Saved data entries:
* * * * * * * * *
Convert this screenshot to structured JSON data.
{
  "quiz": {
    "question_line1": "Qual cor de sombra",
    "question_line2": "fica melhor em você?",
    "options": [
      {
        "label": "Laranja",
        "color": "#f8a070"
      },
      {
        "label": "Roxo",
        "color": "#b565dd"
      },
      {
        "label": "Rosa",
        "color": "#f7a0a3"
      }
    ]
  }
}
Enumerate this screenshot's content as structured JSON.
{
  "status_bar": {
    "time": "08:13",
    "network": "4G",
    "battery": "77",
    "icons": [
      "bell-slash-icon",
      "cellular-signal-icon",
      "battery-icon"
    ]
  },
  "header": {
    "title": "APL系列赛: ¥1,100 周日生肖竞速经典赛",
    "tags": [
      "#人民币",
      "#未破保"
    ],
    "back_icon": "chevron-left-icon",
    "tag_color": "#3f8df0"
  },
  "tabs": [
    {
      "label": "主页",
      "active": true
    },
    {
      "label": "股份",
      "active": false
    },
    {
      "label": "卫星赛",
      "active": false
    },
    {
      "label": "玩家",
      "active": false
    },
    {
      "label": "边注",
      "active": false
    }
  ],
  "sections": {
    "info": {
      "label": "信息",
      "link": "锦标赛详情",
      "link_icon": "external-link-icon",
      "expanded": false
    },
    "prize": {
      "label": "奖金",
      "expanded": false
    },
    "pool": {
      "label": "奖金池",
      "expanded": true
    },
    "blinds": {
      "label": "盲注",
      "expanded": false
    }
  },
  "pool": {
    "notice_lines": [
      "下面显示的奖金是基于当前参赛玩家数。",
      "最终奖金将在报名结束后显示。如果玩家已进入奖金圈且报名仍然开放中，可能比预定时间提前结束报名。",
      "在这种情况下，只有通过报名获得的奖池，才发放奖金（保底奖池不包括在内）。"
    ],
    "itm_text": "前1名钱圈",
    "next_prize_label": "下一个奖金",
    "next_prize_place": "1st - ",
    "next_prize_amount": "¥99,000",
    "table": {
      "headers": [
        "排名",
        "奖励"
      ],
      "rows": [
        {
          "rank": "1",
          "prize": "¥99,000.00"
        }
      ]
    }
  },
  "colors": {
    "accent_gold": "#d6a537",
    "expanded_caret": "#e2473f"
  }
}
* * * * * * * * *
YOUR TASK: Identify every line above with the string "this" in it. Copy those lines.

TASK RESULT:
Convert this screenshot to structured JSON data.
Enumerate this screenshot's content as structured JSON.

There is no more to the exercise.